  • Amputation of a toe, foot, or leg: Nerve damage can cause loss of sensation in the feet, making minor cuts or injuries go unnoticed. In severe cases, infections can spread to the bone or lead to tissue death, making amputation of a toe, foot, or even a part of the leg necessary.
  • Urinary tract infections and urinary incontinence. When the nerves controlling the bladder are damaged, it can cause incomplete emptying of the bladder, leading to bacterial build-up and infections. Additionally, nerve damage can lead to loss of control over the muscles that release urine, causing leakage or incontinence.
  • Orthostatic hypotension. Damage to the nerves that regulate blood flow can disrupt the body's ability to adjust blood pressure, leading to sudden drops in blood pressure upon standing from sitting or lying down. This can result in dizziness or fainting.
  • Gastrointestinal issues. Diabetic neuropathy can affect the nerves in the digestive system, leading to constipation, diarrhea, or both. Gastroparesis, a condition in which the stomach empties slowly or not at all, can also occur, causing indigestion and bloating.
  • Sexual dysfunction. Autonomic neuropathy can damage the nerves that control sexual organs, leading to erectile dysfunction in men and difficulties with lubrication and arousal in women.
  • Sweating abnormalities. Nerve damage can interfere with the functioning of sweat glands, making it challenging for the body to regulate its temperature properly. This can cause excessive or decreased sweating.


Effective management of blood sugar levels and proper foot care can help in preventing or delaying diabetic neuropathy and its associated complications.

Blood sugar management

According to the American Diabetes Association (ADA), individuals with diabetes should undergo a glycated hemoglobin (A1C) test at least two times a year. This test reflects the average blood sugar level for the preceding 2-3 months.

Although A1C goals may vary depending on the individual, for most adults, an A1C of less than 7.0% is recommended by the ADA. If your blood sugar levels exceed your goal, you may need to make modifications to your daily management, such as altering your diet or physical activity, or adjusting your medications.

Foot care

To avoid foot problems, such as sores, ulcers, and even amputation, which are common complications of diabetic neuropathy, it is recommended to have a comprehensive foot examination at least once a year. Additionally, have your health care provider examine your feet during each office visit and maintain proper foot care at home.

It is important to follow your health care provider's advice for good foot care. To ensure the health of your feet, you should:

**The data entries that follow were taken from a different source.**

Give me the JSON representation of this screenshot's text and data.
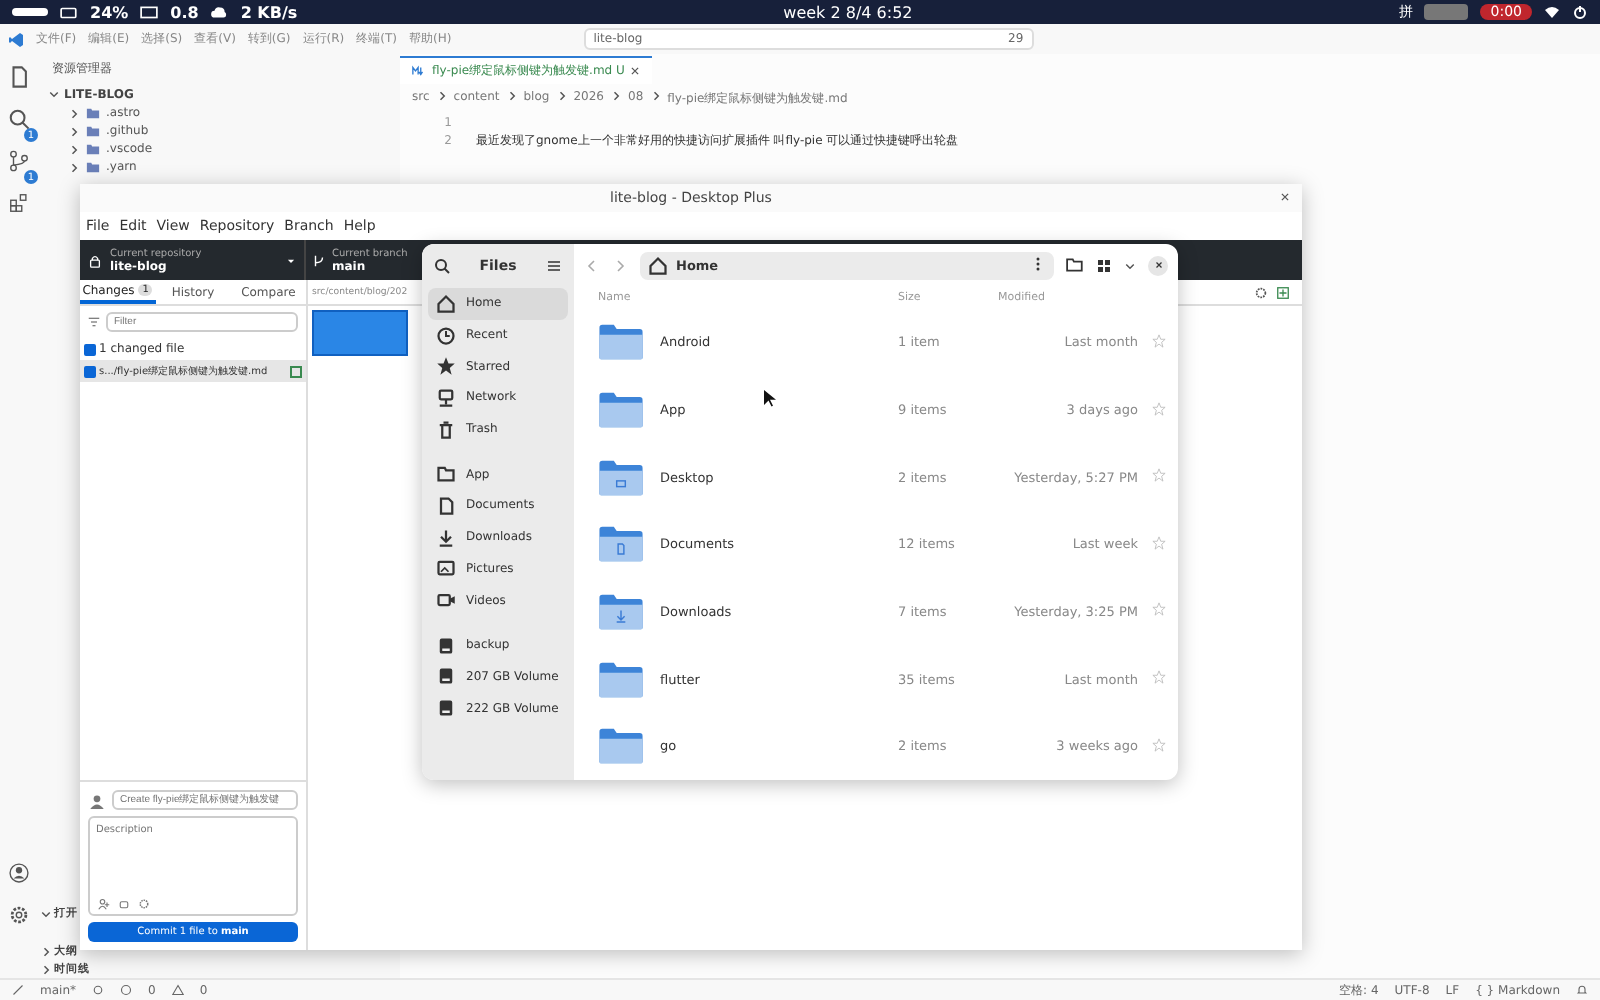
{
  "top_bar": {
    "battery": "24%",
    "load": "0.8",
    "network": "2 KB/s",
    "clock": "week 2  8/4  6:52",
    "input_method": "拼",
    "recording": "0:00"
  },
  "vscode": {
    "menu": [
      "文件(F)",
      "编辑(E)",
      "选择(S)",
      "查看(V)",
      "转到(G)",
      "运行(R)",
      "终端(T)",
      "帮助(H)"
    ],
    "search": {
      "value": "lite-blog"
    },
    "badge": "29",
    "activity_badges": [
      "1",
      "1"
    ],
    "explorer": {
      "title": "资源管理器",
      "root": "LITE-BLOG",
      "items": [
        ".astro",
        ".github",
        ".vscode",
        ".yarn"
      ],
      "sections": [
        {
          "label": "打开",
          "expanded": true
        },
        {
          "label": "大纲",
          "expanded": false
        },
        {
          "label": "时间线",
          "expanded": false
        }
      ]
    },
    "tab": {
      "label": "fly-pie绑定鼠标侧键为触发键.md",
      "status": "U"
    },
    "breadcrumb": [
      "src",
      "content",
      "blog",
      "2026",
      "08",
      "fly-pie绑定鼠标侧键为触发键.md"
    ],
    "lines": [
      {
        "number": "1"
      },
      {
        "number": "2",
        "text": "最近发现了gnome上一个非常好用的快捷访问扩展插件 叫fly-pie 可以通过快捷键呼出轮盘"
      }
    ],
    "status_bar": {
      "branch": "main*",
      "errors": "0",
      "warnings": "0",
      "items": [
        "空格: 4",
        "UTF-8",
        "LF",
        "{ } Markdown"
      ]
    }
  },
  "github_desktop": {
    "title": "lite-blog - Desktop Plus",
    "menu": [
      "File",
      "Edit",
      "View",
      "Repository",
      "Branch",
      "Help"
    ],
    "repository": {
      "label": "Current repository",
      "value": "lite-blog"
    },
    "branch": {
      "label": "Current branch",
      "value": "main"
    },
    "tabs": [
      {
        "label": "Changes",
        "count": "1",
        "selected": true
      },
      {
        "label": "History",
        "selected": false
      },
      {
        "label": "Compare",
        "selected": false
      }
    ],
    "filter": {
      "placeholder": "Filter"
    },
    "changed_summary": {
      "label": "1 changed file",
      "checked": true
    },
    "files": [
      {
        "name": "s.../fly-pie绑定鼠标侧键为触发键.md",
        "checked": true
      }
    ],
    "diff_path": "src/content/blog/202",
    "commit": {
      "summary_placeholder": "Create fly-pie绑定鼠标侧键为触发键",
      "description_placeholder": "Description",
      "button": "Commit 1 file to **main**"
    }
  },
  "files": {
    "title": "Files",
    "location": "Home",
    "sidebar_groups": [
      {
        "items": [
          {
            "label": "Home",
            "kind": "home",
            "selected": true
          },
          {
            "label": "Recent",
            "kind": "recent",
            "selected": false
          },
          {
            "label": "Starred",
            "kind": "starred",
            "selected": false
          },
          {
            "label": "Network",
            "kind": "network",
            "selected": false
          },
          {
            "label": "Trash",
            "kind": "trash",
            "selected": false
          }
        ]
      },
      {
        "items": [
          {
            "label": "App",
            "kind": "folder",
            "selected": false
          },
          {
            "label": "Documents",
            "kind": "document",
            "selected": false
          },
          {
            "label": "Downloads",
            "kind": "download",
            "selected": false
          },
          {
            "label": "Pictures",
            "kind": "picture",
            "selected": false
          },
          {
            "label": "Videos",
            "kind": "video",
            "selected": false
          }
        ]
      },
      {
        "items": [
          {
            "label": "backup",
            "kind": "drive",
            "selected": false
          },
          {
            "label": "207 GB Volume",
            "kind": "drive",
            "selected": false
          },
          {
            "label": "222 GB Volume",
            "kind": "drive",
            "selected": false
          }
        ]
      }
    ],
    "columns": [
      "Name",
      "Size",
      "Modified"
    ],
    "rows": [
      {
        "name": "Android",
        "size": "1 item",
        "modified": "Last month",
        "kind": "plain"
      },
      {
        "name": "App",
        "size": "9 items",
        "modified": "3 days ago",
        "kind": "plain"
      },
      {
        "name": "Desktop",
        "size": "2 items",
        "modified": "Yesterday, 5:27 PM",
        "kind": "desktop"
      },
      {
        "name": "Documents",
        "size": "12 items",
        "modified": "Last week",
        "kind": "documents"
      },
      {
        "name": "Downloads",
        "size": "7 items",
        "modified": "Yesterday, 3:25 PM",
        "kind": "downloads"
      },
      {
        "name": "flutter",
        "size": "35 items",
        "modified": "Last month",
        "kind": "plain"
      },
      {
        "name": "go",
        "size": "2 items",
        "modified": "3 weeks ago",
        "kind": "plain"
      }
    ]
  }
}
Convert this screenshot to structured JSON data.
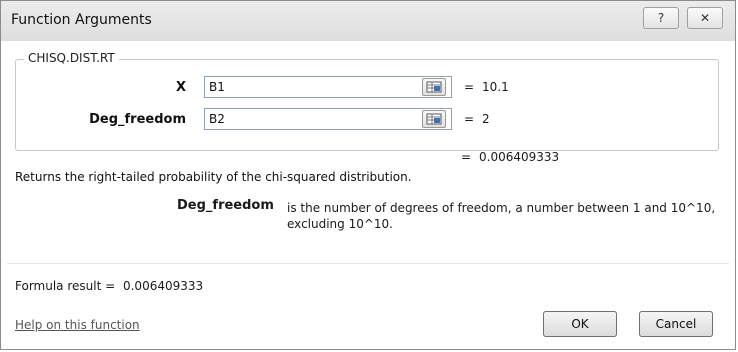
{
  "window": {
    "title": "Function Arguments",
    "help_btn": "?",
    "close_btn": "✕"
  },
  "function": {
    "name": "CHISQ.DIST.RT"
  },
  "arguments": [
    {
      "label": "X",
      "input": "B1",
      "equals": "=",
      "value": "10.1"
    },
    {
      "label": "Deg_freedom",
      "input": "B2",
      "equals": "=",
      "value": "2"
    }
  ],
  "result": {
    "equals": "=",
    "value": "0.006409333"
  },
  "description": "Returns the right-tailed probability of the chi-squared distribution.",
  "arg_help": {
    "name": "Deg_freedom",
    "text": "is the number of degrees of freedom, a number between 1 and 10^10, excluding 10^10."
  },
  "formula": {
    "label": "Formula result =",
    "value": "0.006409333"
  },
  "footer": {
    "help_link": "Help on this function",
    "ok": "OK",
    "cancel": "Cancel"
  }
}
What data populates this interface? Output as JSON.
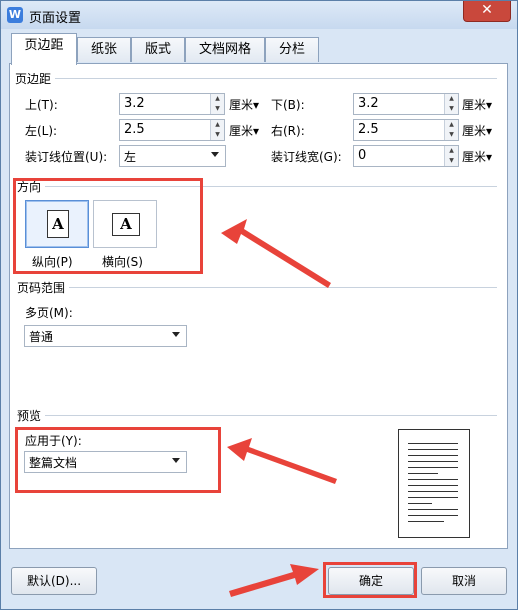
{
  "window": {
    "title": "页面设置",
    "app_icon": "W",
    "close_glyph": "✕",
    "accent": "#e8433a"
  },
  "tabs": [
    "页边距",
    "纸张",
    "版式",
    "文档网格",
    "分栏"
  ],
  "margins": {
    "section_title": "页边距",
    "top": {
      "label": "上(T):",
      "value": "3.2",
      "unit": "厘米"
    },
    "bottom": {
      "label": "下(B):",
      "value": "3.2",
      "unit": "厘米"
    },
    "left": {
      "label": "左(L):",
      "value": "2.5",
      "unit": "厘米"
    },
    "right": {
      "label": "右(R):",
      "value": "2.5",
      "unit": "厘米"
    },
    "gutter_pos": {
      "label": "装订线位置(U):",
      "value": "左"
    },
    "gutter_width": {
      "label": "装订线宽(G):",
      "value": "0",
      "unit": "厘米"
    }
  },
  "orientation": {
    "section_title": "方向",
    "portrait": {
      "label": "纵向(P)",
      "glyph": "A",
      "selected": true
    },
    "landscape": {
      "label": "横向(S)",
      "glyph": "A",
      "selected": false
    }
  },
  "pages": {
    "section_title": "页码范围",
    "label": "多页(M):",
    "value": "普通"
  },
  "preview": {
    "section_title": "预览",
    "apply_label": "应用于(Y):",
    "apply_value": "整篇文档"
  },
  "buttons": {
    "default": "默认(D)...",
    "ok": "确定",
    "cancel": "取消"
  }
}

  • Check your feet daily. Look for any signs of blisters, cuts, bruises, redness, swelling, cracked or peeling skin. Use a mirror or ask someone to help you examine areas that are hard to see.
  • Keep your feet clean and dry. Use lukewarm water and mild soap to wash your feet daily. Do not soak your feet, and dry them and the areas between your toes thoroughly.
  • Moisturize your feet to prevent cracking, but avoid applying lotion between your toes, which may encourage fungal growth.
  • Trim your toenails carefully by cutting them straight across and filing the edges smoothly. If needed, a podiatrist can assist you with this.
  • Wear clean and dry socks made of cotton or moisture-wicking fibers that do not have tight bands or thick seams.
  • Wear cushioned shoes that fit well and protect your feet, such as closed-toed shoes or slippers. Make sure your shoes fit correctly and allow your toes to move freely. A podiatrist can help you learn how to choose shoes that fit properly and prevent corns and calluses. Medicare may cover the cost of at least one pair of shoes per year if you qualify.